__ASSIGNMENT__: The reply must consist of the complete listing, reproduced exactly, with no images included.

___ PROVIDED DATA ___

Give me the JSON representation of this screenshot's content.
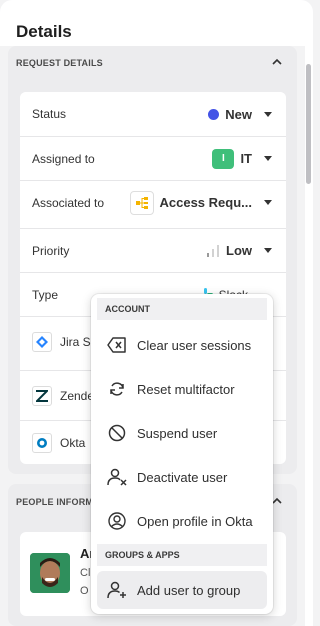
{
  "panel": {
    "title": "Details"
  },
  "request_section": {
    "header": "REQUEST DETAILS"
  },
  "fields": [
    {
      "label": "Status",
      "value": "New"
    },
    {
      "label": "Assigned to",
      "value": "IT",
      "badge": "I"
    },
    {
      "label": "Associated to",
      "value": "Access Requ..."
    },
    {
      "label": "Priority",
      "value": "Low"
    },
    {
      "label": "Type",
      "value": "Slack"
    }
  ],
  "integrations": [
    {
      "label": "Jira Se",
      "icon": "jira-icon"
    },
    {
      "label": "Zende",
      "icon": "zendesk-icon"
    },
    {
      "label": "Okta",
      "icon": "okta-icon"
    }
  ],
  "people_section": {
    "header": "PEOPLE INFORM"
  },
  "person": {
    "initials": "Ar",
    "line2": "Cl",
    "line3": "O"
  },
  "menu": {
    "account_heading": "ACCOUNT",
    "items": [
      {
        "label": "Clear user sessions",
        "icon": "clear-sessions-icon"
      },
      {
        "label": "Reset multifactor",
        "icon": "reset-icon"
      },
      {
        "label": "Suspend user",
        "icon": "suspend-icon"
      },
      {
        "label": "Deactivate user",
        "icon": "deactivate-user-icon"
      },
      {
        "label": "Open profile in Okta",
        "icon": "profile-icon"
      }
    ],
    "groups_heading": "GROUPS & APPS",
    "group_items": [
      {
        "label": "Add user to group",
        "icon": "add-user-icon"
      }
    ]
  },
  "colors": {
    "status_dot": "#4353e6",
    "it_badge": "#3fbf7a",
    "accent": "#2d8a5b"
  }
}
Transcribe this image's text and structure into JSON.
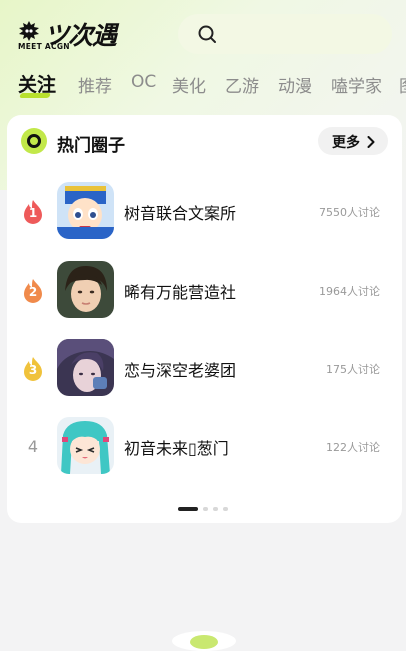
{
  "header": {
    "logo_title": "ツ次遇",
    "logo_subtitle": "MEET ACGN",
    "search_icon": "search-icon"
  },
  "tabs": [
    {
      "label": "关注",
      "active": true
    },
    {
      "label": "推荐",
      "active": false
    },
    {
      "label": "OC",
      "active": false
    },
    {
      "label": "美化",
      "active": false
    },
    {
      "label": "乙游",
      "active": false
    },
    {
      "label": "动漫",
      "active": false
    },
    {
      "label": "嗑学家",
      "active": false
    },
    {
      "label": "图",
      "active": false
    }
  ],
  "hot_circles": {
    "title": "热门圈子",
    "more_label": "更多",
    "items": [
      {
        "rank": "1",
        "name": "树音联合文案所",
        "count": "7550人讨论"
      },
      {
        "rank": "2",
        "name": "晞有万能营造社",
        "count": "1964人讨论"
      },
      {
        "rank": "3",
        "name": "恋与深空老婆团",
        "count": "175人讨论"
      },
      {
        "rank": "4",
        "name": "初音未来▯葱门",
        "count": "122人讨论"
      }
    ]
  },
  "colors": {
    "accent": "#b8e02e",
    "rank1": "#ee5a5a",
    "rank2": "#f08a4b",
    "rank3": "#f0c23b"
  }
}
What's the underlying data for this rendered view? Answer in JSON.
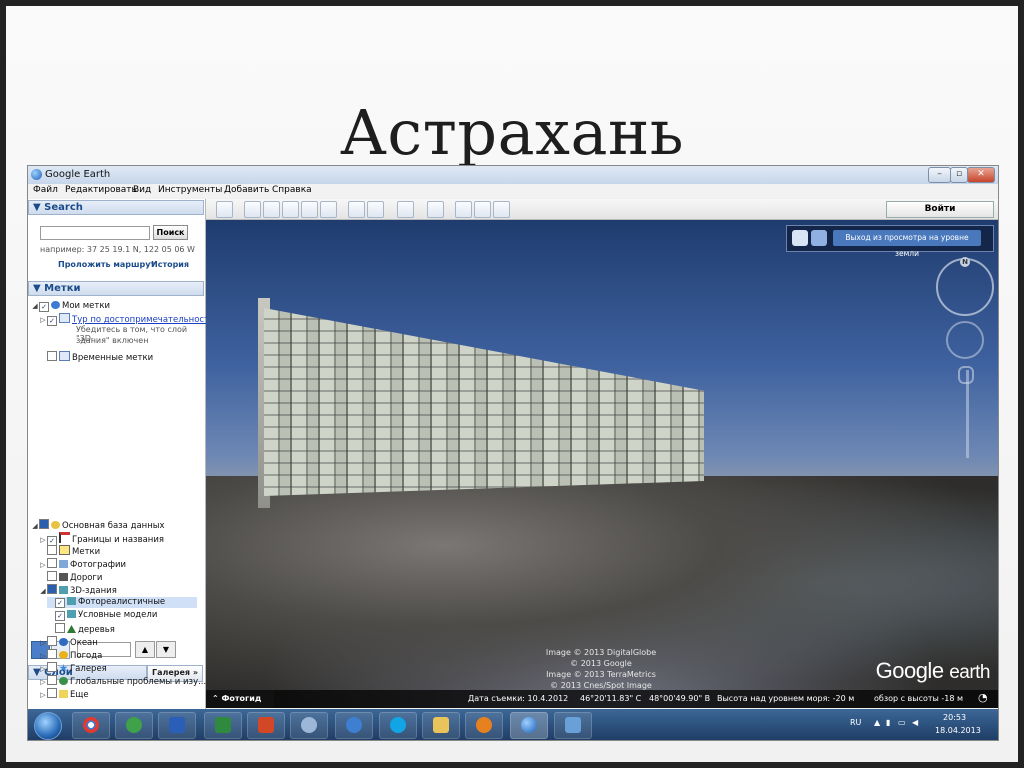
{
  "slide": {
    "title": "Астрахань"
  },
  "window": {
    "title": "Google Earth",
    "controls": {
      "minimize": "–",
      "maximize": "▫",
      "close": "✕"
    }
  },
  "menu": [
    "Файл",
    "Редактировать",
    "Вид",
    "Инструменты",
    "Добавить",
    "Справка"
  ],
  "search": {
    "header": "▼ Search",
    "button": "Поиск",
    "example": "например: 37 25 19.1 N, 122 05 06 W",
    "route_link": "Проложить маршрут",
    "history_link": "История"
  },
  "places": {
    "header": "▼ Метки",
    "my_places": "Мои метки",
    "tour": "Тур по достопримечательностям",
    "tour_note_1": "Убедитесь в том, что слой \"3D-",
    "tour_note_2": "здания\" включен",
    "temp": "Временные метки"
  },
  "layers": {
    "header": "▼ Слои",
    "gallery_button": "Галерея »",
    "items": [
      {
        "label": "Основная база данных"
      },
      {
        "label": "Границы и названия"
      },
      {
        "label": "Метки"
      },
      {
        "label": "Фотографии"
      },
      {
        "label": "Дороги"
      },
      {
        "label": "3D-здания"
      },
      {
        "label": "Фотореалистичные"
      },
      {
        "label": "Условные модели"
      },
      {
        "label": "деревья"
      },
      {
        "label": "Океан"
      },
      {
        "label": "Погода"
      },
      {
        "label": "Галерея"
      },
      {
        "label": "Глобальные проблемы и изу..."
      },
      {
        "label": "Еще"
      }
    ]
  },
  "toolbar": {
    "login": "Войти"
  },
  "view": {
    "exit_ground": "Выход из просмотра на уровне земли",
    "compass_n": "N",
    "credits": [
      "Image © 2013 DigitalGlobe",
      "© 2013 Google",
      "Image © 2013 TerraMetrics",
      "© 2013 Cnes/Spot Image"
    ],
    "brand_google": "Google",
    "brand_earth": "earth"
  },
  "status": {
    "tour_guide": "⌃ Фотогид",
    "date": "Дата съемки: 10.4.2012",
    "lat": "46°20'11.83\" С",
    "lon": "48°00'49.90\" В",
    "elev": "Высота над уровнем моря:  -20 м",
    "eye": "обзор с высоты   -18 м"
  },
  "taskbar": {
    "lang": "RU",
    "time": "20:53",
    "date": "18.04.2013"
  }
}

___

__THE ANSWER__:
Give me the JSON representation of this screenshot's content.
{
  "panel": {
    "title": "Details"
  },
  "request_section": {
    "header": "REQUEST DETAILS"
  },
  "fields": [
    {
      "label": "Status",
      "value": "New"
    },
    {
      "label": "Assigned to",
      "value": "IT",
      "badge": "I"
    },
    {
      "label": "Associated to",
      "value": "Access Requ..."
    },
    {
      "label": "Priority",
      "value": "Low"
    },
    {
      "label": "Type",
      "value": "Slack"
    }
  ],
  "integrations": [
    {
      "label": "Jira Se",
      "icon": "jira-icon"
    },
    {
      "label": "Zende",
      "icon": "zendesk-icon"
    },
    {
      "label": "Okta",
      "icon": "okta-icon"
    }
  ],
  "people_section": {
    "header": "PEOPLE INFORM"
  },
  "person": {
    "initials": "Ar",
    "line2": "Cl",
    "line3": "O"
  },
  "menu": {
    "account_heading": "ACCOUNT",
    "items": [
      {
        "label": "Clear user sessions",
        "icon": "clear-sessions-icon"
      },
      {
        "label": "Reset multifactor",
        "icon": "reset-icon"
      },
      {
        "label": "Suspend user",
        "icon": "suspend-icon"
      },
      {
        "label": "Deactivate user",
        "icon": "deactivate-user-icon"
      },
      {
        "label": "Open profile in Okta",
        "icon": "profile-icon"
      }
    ],
    "groups_heading": "GROUPS & APPS",
    "group_items": [
      {
        "label": "Add user to group",
        "icon": "add-user-icon"
      }
    ]
  },
  "colors": {
    "status_dot": "#4353e6",
    "it_badge": "#3fbf7a",
    "accent": "#2d8a5b"
  }
}
Transcribe this image's text and structure into JSON.
{
  "header": {
    "logo_title": "ツ次遇",
    "logo_subtitle": "MEET ACGN",
    "search_icon": "search-icon"
  },
  "tabs": [
    {
      "label": "关注",
      "active": true
    },
    {
      "label": "推荐",
      "active": false
    },
    {
      "label": "OC",
      "active": false
    },
    {
      "label": "美化",
      "active": false
    },
    {
      "label": "乙游",
      "active": false
    },
    {
      "label": "动漫",
      "active": false
    },
    {
      "label": "嗑学家",
      "active": false
    },
    {
      "label": "图",
      "active": false
    }
  ],
  "hot_circles": {
    "title": "热门圈子",
    "more_label": "更多",
    "items": [
      {
        "rank": "1",
        "name": "树音联合文案所",
        "count": "7550人讨论"
      },
      {
        "rank": "2",
        "name": "晞有万能营造社",
        "count": "1964人讨论"
      },
      {
        "rank": "3",
        "name": "恋与深空老婆团",
        "count": "175人讨论"
      },
      {
        "rank": "4",
        "name": "初音未来▯葱门",
        "count": "122人讨论"
      }
    ]
  },
  "colors": {
    "accent": "#b8e02e",
    "rank1": "#ee5a5a",
    "rank2": "#f08a4b",
    "rank3": "#f0c23b"
  }
}
What's the underlying data for this rendered view? Answer in JSON.
{
  "slide": {
    "title": "Астрахань"
  },
  "window": {
    "title": "Google Earth",
    "controls": {
      "minimize": "–",
      "maximize": "▫",
      "close": "✕"
    }
  },
  "menu": [
    "Файл",
    "Редактировать",
    "Вид",
    "Инструменты",
    "Добавить",
    "Справка"
  ],
  "search": {
    "header": "▼ Search",
    "button": "Поиск",
    "example": "например: 37 25 19.1 N, 122 05 06 W",
    "route_link": "Проложить маршрут",
    "history_link": "История"
  },
  "places": {
    "header": "▼ Метки",
    "my_places": "Мои метки",
    "tour": "Тур по достопримечательностям",
    "tour_note_1": "Убедитесь в том, что слой \"3D-",
    "tour_note_2": "здания\" включен",
    "temp": "Временные метки"
  },
  "layers": {
    "header": "▼ Слои",
    "gallery_button": "Галерея »",
    "items": [
      {
        "label": "Основная база данных"
      },
      {
        "label": "Границы и названия"
      },
      {
        "label": "Метки"
      },
      {
        "label": "Фотографии"
      },
      {
        "label": "Дороги"
      },
      {
        "label": "3D-здания"
      },
      {
        "label": "Фотореалистичные"
      },
      {
        "label": "Условные модели"
      },
      {
        "label": "деревья"
      },
      {
        "label": "Океан"
      },
      {
        "label": "Погода"
      },
      {
        "label": "Галерея"
      },
      {
        "label": "Глобальные проблемы и изу..."
      },
      {
        "label": "Еще"
      }
    ]
  },
  "toolbar": {
    "login": "Войти"
  },
  "view": {
    "exit_ground": "Выход из просмотра на уровне земли",
    "compass_n": "N",
    "credits": [
      "Image © 2013 DigitalGlobe",
      "© 2013 Google",
      "Image © 2013 TerraMetrics",
      "© 2013 Cnes/Spot Image"
    ],
    "brand_google": "Google",
    "brand_earth": "earth"
  },
  "status": {
    "tour_guide": "⌃ Фотогид",
    "date": "Дата съемки: 10.4.2012",
    "lat": "46°20'11.83\" С",
    "lon": "48°00'49.90\" В",
    "elev": "Высота над уровнем моря:  -20 м",
    "eye": "обзор с высоты   -18 м"
  },
  "taskbar": {
    "lang": "RU",
    "time": "20:53",
    "date": "18.04.2013"
  }
}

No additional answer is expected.